Please show every line from the entries that carries the word "Advanced".

******************************

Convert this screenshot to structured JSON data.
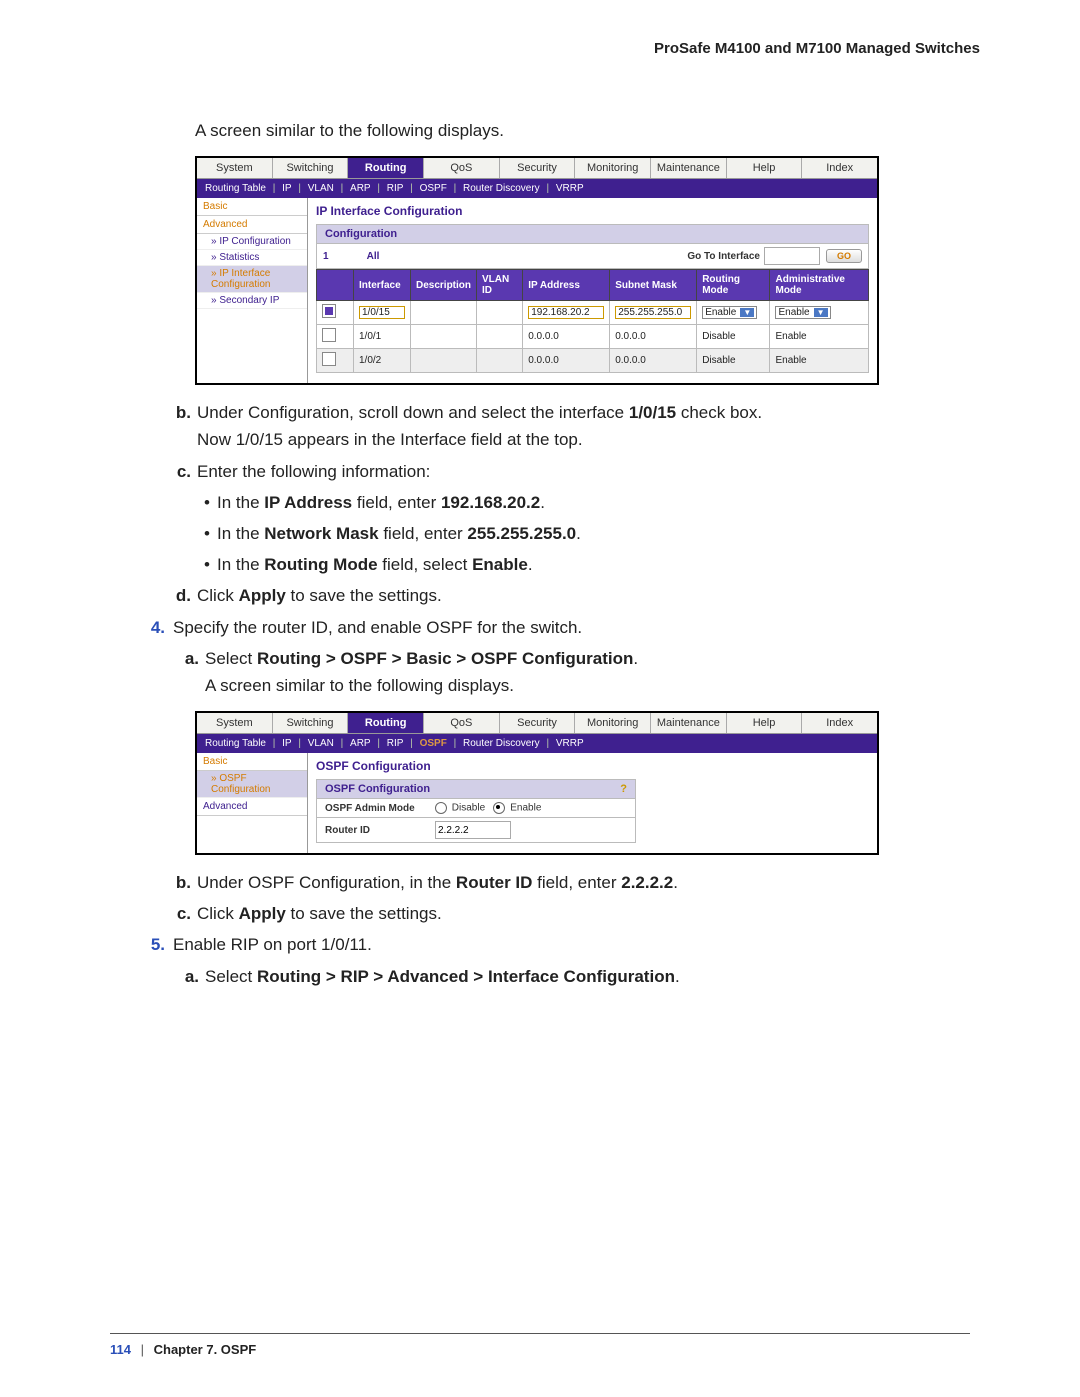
{
  "header": {
    "title": "ProSafe M4100 and M7100 Managed Switches"
  },
  "intro1": "A screen similar to the following displays.",
  "screenshot1": {
    "tabs": [
      "System",
      "Switching",
      "Routing",
      "QoS",
      "Security",
      "Monitoring",
      "Maintenance",
      "Help",
      "Index"
    ],
    "active_tab": "Routing",
    "subtabs_prefix": [
      "Routing Table",
      "IP",
      "VLAN",
      "ARP",
      "RIP",
      "OSPF",
      "Router Discovery",
      "VRRP"
    ],
    "sidebar": {
      "basic": "Basic",
      "advanced": "Advanced",
      "items": [
        "IP Configuration",
        "Statistics",
        "IP Interface Configuration",
        "Secondary IP"
      ]
    },
    "section_title": "IP Interface Configuration",
    "conf_heading": "Configuration",
    "filter": {
      "one": "1",
      "all": "All",
      "goto_label": "Go To Interface",
      "go": "GO"
    },
    "columns": [
      "",
      "Interface",
      "Description",
      "VLAN ID",
      "IP Address",
      "Subnet Mask",
      "Routing Mode",
      "Administrative Mode"
    ],
    "rows": [
      {
        "checked": true,
        "iface": "1/0/15",
        "desc": "",
        "vlan": "",
        "ip": "192.168.20.2",
        "mask": "255.255.255.0",
        "rmode": "Enable",
        "amode": "Enable",
        "editable": true
      },
      {
        "checked": false,
        "iface": "1/0/1",
        "desc": "",
        "vlan": "",
        "ip": "0.0.0.0",
        "mask": "0.0.0.0",
        "rmode": "Disable",
        "amode": "Enable"
      },
      {
        "checked": false,
        "iface": "1/0/2",
        "desc": "",
        "vlan": "",
        "ip": "0.0.0.0",
        "mask": "0.0.0.0",
        "rmode": "Disable",
        "amode": "Enable",
        "alt": true
      }
    ]
  },
  "step_b": {
    "pre": "Under Configuration, scroll down and select the interface ",
    "bold": "1/0/15",
    "post": " check box.",
    "line2": "Now 1/0/15 appears in the Interface field at the top."
  },
  "step_c": {
    "intro": "Enter the following information:",
    "b1_pre": "In the ",
    "b1_bold1": "IP Address",
    "b1_mid": " field, enter ",
    "b1_bold2": "192.168.20.2",
    "b1_post": ".",
    "b2_pre": "In the ",
    "b2_bold1": "Network Mask",
    "b2_mid": " field, enter ",
    "b2_bold2": "255.255.255.0",
    "b2_post": ".",
    "b3_pre": "In the ",
    "b3_bold1": "Routing Mode",
    "b3_mid": " field, select ",
    "b3_bold2": "Enable",
    "b3_post": "."
  },
  "step_d": {
    "pre": "Click ",
    "bold": "Apply",
    "post": " to save the settings."
  },
  "step4": {
    "text": "Specify the router ID, and enable OSPF for the switch.",
    "a_pre": "Select ",
    "a_bold": "Routing > OSPF > Basic > OSPF Configuration",
    "a_post": ".",
    "line2": "A screen similar to the following displays."
  },
  "screenshot2": {
    "tabs": [
      "System",
      "Switching",
      "Routing",
      "QoS",
      "Security",
      "Monitoring",
      "Maintenance",
      "Help",
      "Index"
    ],
    "active_tab": "Routing",
    "subtabs": [
      "Routing Table",
      "IP",
      "VLAN",
      "ARP",
      "RIP",
      "OSPF",
      "Router Discovery",
      "VRRP"
    ],
    "subtab_sel": "OSPF",
    "sidebar": {
      "basic": "Basic",
      "item": "OSPF Configuration",
      "advanced": "Advanced"
    },
    "section_title": "OSPF Configuration",
    "panel_header": "OSPF Configuration",
    "help": "?",
    "admin_label": "OSPF Admin Mode",
    "admin_disable": "Disable",
    "admin_enable": "Enable",
    "routerid_label": "Router ID",
    "routerid_value": "2.2.2.2"
  },
  "step4b": {
    "pre": "Under OSPF Configuration, in the ",
    "bold1": "Router ID",
    "mid": " field, enter ",
    "bold2": "2.2.2.2",
    "post": "."
  },
  "step4c": {
    "pre": "Click ",
    "bold": "Apply",
    "post": " to save the settings."
  },
  "step5": {
    "text": "Enable RIP on port 1/0/11.",
    "a_pre": "Select ",
    "a_bold": "Routing > RIP > Advanced > Interface Configuration",
    "a_post": "."
  },
  "footer": {
    "page": "114",
    "sep": "|",
    "chapter": "Chapter 7.  OSPF"
  }
}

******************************

(Problem solution)
      "advanced": "Advanced",
      "advanced": "Advanced"
    "a_bold": "Routing > RIP > Advanced > Interface Configuration",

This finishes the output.